If you think a kickin' birthday party means pin-the-tail-on-the-donkey, an ice cream cake, and maybe an innocent game of spin-the-bottle, you're clearly not hip enough to be the focus of an MTV series. The cable network, which used to have some connection to music, will look at extravagent Sweet 16 birthday bashes in the new series "My Super Sweet 16."
MTV has ordered six episodes of the series, set to premiere after "Real World: Philadelphia" at 10:30 p.m. Jan. 18. Produced out of MTV's News & Docs department, the series looks at the goofiest and most expensive coming-of-age parties available, focusing on the girls who demand them and the parents who shell out the big bucks.
"These kids are determined to go all out -- and to out-do all of their friends -- with these ultimate birthday blowouts," said Nina Diaz, the unit's vice president. "Our viewers are in for a wild ride as we go behind the scenes for all the drama, surprises, and over-the-top fun that make up this new breed of 'Sweet 16' parties."
Boxer is subject of ESPN movie
The first African-American to hold the world heavyweight crown, boxer Jack Johnson, will be the subject of an upcoming ESPN biopic. The Johnson movie, following previous telefilms on the likes of Dale Earnhardt and Pete Rose, will premiere on the cable network in 2005.
Johnson held the heavyweight boxing title for six years but may be best known for his racially motivated 1912 conviction for violating the Mann Act, a prohibition against white slavery, by transporting the woman who would become his third wife across state lines. He was sentenced to time in prison but became a fugitive for seven years, fleeing to Cuba and then Europe before returning to serve his time.

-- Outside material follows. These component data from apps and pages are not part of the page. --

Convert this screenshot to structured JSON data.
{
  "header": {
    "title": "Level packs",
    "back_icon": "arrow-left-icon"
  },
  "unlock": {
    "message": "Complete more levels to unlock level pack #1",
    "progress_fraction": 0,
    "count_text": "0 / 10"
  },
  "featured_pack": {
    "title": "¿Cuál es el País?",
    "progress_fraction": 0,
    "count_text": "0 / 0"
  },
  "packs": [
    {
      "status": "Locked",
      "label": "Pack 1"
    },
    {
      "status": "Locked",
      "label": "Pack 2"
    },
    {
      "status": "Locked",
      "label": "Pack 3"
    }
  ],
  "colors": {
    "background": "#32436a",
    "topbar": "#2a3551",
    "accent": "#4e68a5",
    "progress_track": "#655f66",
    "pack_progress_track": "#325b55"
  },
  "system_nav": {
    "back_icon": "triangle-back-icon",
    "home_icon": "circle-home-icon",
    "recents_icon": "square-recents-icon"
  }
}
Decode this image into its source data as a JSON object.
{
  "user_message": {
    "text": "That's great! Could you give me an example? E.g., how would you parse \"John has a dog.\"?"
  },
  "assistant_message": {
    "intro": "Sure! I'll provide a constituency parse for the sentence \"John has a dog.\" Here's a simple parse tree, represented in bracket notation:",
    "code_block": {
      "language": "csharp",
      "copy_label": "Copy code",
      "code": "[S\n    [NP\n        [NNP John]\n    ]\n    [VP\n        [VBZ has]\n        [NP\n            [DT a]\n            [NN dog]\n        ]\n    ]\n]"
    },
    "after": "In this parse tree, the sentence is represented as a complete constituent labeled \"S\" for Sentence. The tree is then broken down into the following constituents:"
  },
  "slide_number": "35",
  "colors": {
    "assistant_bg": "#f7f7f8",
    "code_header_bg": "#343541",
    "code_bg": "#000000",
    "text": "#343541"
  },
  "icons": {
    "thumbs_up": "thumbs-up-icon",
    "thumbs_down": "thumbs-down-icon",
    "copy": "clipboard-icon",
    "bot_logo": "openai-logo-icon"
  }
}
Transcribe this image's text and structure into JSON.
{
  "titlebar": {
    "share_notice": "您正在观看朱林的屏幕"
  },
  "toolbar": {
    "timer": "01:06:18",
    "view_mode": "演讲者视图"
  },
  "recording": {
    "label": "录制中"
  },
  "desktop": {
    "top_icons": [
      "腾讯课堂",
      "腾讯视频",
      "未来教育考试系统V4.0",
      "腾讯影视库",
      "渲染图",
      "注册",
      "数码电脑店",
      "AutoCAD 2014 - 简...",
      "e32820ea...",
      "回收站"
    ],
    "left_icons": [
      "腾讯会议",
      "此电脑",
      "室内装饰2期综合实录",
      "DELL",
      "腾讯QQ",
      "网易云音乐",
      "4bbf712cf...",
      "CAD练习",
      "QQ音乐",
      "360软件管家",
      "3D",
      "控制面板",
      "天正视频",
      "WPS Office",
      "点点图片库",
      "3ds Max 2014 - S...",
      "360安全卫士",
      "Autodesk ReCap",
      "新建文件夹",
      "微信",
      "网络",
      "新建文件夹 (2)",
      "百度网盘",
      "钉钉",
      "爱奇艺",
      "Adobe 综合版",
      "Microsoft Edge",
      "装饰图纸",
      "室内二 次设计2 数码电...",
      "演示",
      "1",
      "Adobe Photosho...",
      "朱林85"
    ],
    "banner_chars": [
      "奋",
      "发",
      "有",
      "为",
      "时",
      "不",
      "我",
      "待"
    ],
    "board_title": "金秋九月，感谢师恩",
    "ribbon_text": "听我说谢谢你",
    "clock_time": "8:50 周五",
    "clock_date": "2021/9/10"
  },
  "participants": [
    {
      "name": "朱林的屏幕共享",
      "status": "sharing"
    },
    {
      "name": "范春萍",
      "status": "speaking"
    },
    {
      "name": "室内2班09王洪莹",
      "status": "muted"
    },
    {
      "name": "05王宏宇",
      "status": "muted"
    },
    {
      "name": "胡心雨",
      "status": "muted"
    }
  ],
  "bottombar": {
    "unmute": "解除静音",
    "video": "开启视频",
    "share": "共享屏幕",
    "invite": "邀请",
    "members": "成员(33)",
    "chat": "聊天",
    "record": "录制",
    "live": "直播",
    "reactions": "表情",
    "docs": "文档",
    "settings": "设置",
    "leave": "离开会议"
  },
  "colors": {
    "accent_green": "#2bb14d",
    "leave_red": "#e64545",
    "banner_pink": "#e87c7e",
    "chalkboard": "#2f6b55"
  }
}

"Jack Johnson knocked loudly on the door of a deeply segregated society," says Mark Shapiro, ESPN executive vice president of programming and production.
Johnson's life has been the subject of a number of previous examinations including the 2004 Ken Burns documentary "Unforgivable Blackness: The Rise and Fall of Jack Johnson" and Martin Ritt's "The Great White Hope," a 1970 film in which James Earl Jones earned an Oscar nomination for playing Johnson.
Globe on NECN
Here's what's happening on "Around the Globe" today:
9:30 a.m.: "Talk of New England" -- Boston.com producer Angela Shaw joins the discussion on why Americans are putting off marriage.
12:30 p.m.: "Globe at Home" -- Maureen Goggin of the Globe and Geri Guardino, executive director of First Night, on Boston's 29th annual celebration plans.
4 p.m.: "Around the Globe"
6:30 p.m.: "New England Business Day"
8 p.m.: "NewsNight"
Schedule is subject to change.
Talk of the dial
3 p.m. WUMB-FM (91.9) -- "The Christmas Stocking." Host Glenn Mitchell offers music, trivia, and interviews on various Christmas topics.
Other radio highlights
6 p.m. WCRB-FM (102.5) -- "Joy of Christmas." Thirty continuous hours of music.